One Wild Week in June
BY DOUG ALOISI, GENOA NFH
the Genoa NFH this June. Credit: USFWS
In the not so distant past, June at the Genoa National Fish Hatchery (NFH) in Wisconsin meant hunkering down at the station, and being immersed in getting our lake sturgeon fry on feed. This was mixed in with harvesting our spring fingerling walleye, bass and yellow perch ponds. In recent history, however, now we are involved in the egg collection and culture of two more strains of lake sturgeon that spawn in early to mid-June, the St. Lawrence River strain of New York, and the St. Clair River strain of Michigan and Canada.
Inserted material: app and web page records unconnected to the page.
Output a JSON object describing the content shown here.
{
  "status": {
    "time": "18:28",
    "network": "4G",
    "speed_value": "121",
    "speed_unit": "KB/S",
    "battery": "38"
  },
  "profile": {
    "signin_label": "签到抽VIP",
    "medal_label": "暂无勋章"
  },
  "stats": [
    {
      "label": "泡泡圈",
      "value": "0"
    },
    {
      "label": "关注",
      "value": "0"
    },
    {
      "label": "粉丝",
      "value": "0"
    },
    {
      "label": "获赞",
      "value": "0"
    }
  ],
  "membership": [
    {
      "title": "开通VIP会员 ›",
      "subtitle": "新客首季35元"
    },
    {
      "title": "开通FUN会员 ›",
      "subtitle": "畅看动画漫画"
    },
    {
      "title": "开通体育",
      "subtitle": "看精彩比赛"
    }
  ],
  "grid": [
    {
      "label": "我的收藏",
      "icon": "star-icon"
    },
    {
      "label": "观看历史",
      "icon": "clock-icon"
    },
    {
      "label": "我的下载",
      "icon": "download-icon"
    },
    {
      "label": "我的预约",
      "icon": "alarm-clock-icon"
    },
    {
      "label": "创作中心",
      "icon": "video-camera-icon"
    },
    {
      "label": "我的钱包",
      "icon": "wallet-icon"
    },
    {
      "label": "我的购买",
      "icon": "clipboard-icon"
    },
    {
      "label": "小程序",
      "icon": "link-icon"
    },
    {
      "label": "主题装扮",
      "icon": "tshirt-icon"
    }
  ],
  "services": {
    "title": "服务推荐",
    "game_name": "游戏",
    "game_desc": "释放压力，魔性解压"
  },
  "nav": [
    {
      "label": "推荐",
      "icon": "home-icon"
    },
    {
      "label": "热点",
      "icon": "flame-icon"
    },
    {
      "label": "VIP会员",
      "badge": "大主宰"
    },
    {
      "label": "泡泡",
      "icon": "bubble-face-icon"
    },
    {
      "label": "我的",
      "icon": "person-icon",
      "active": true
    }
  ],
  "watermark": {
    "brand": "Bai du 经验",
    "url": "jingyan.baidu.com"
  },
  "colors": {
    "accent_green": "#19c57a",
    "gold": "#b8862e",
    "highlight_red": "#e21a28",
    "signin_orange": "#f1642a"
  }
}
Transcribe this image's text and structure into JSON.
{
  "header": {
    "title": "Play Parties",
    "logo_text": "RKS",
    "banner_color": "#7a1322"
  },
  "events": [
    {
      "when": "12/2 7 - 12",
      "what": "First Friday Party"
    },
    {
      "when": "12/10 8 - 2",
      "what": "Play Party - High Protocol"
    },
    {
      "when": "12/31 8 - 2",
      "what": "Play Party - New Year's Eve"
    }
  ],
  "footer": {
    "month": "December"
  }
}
This year for some reason the two farthest reaching strains decided to spawn on the same week, requiring two different spawning crews. So four staff members from Genoa NFH packed to leave God's country (as Southwest Wisconsin's locals affectionately call it) and travel to the far reaches of upstate New York and Canada.
NFH and Ontario MNR collect sturgeon eggs
from a large female. Credit: USFWS
All the while staff remaining at the hatchery were involved with moving surplus cisco (also known as lake herring) to the Jordan River National Fish Hatchery in Michigan, our sister station to the east. Cisco that were transferred to Jordan River NFH had been raised from eggs taken in the fall of 2016 from northern Lake Huron and quarantined at Genoa NFH to ensure that no fish diseases were imported with the eggs that may affect hatchery and wild fish populations. These fish passed their three fish health inspections and will be developed as captive brood stock at Jordan River NFH to produce eggs for restoration efforts in Saginaw Bay in Lake Huron. This is a new species for Genoa NFH as well and we were glad to be able to provide the first captive cisco brood stock developed for this fledgling federal effort to culture a native forage fish to restore to the Great Lakes.
Returning to our travelling sturgeon egg takers, both crews were successful in their egg collections, with both the St. Clair River and St. Lawrence crews returning with enough eggs to meet our future restoration commitments when the resulting fall fingerlings will be released at six to eight inches in length. “Got to make hay while the sun shines” is as appropriate when applied to a fish farmer, as an agrarian farmer in the month of June at Genoa NFH.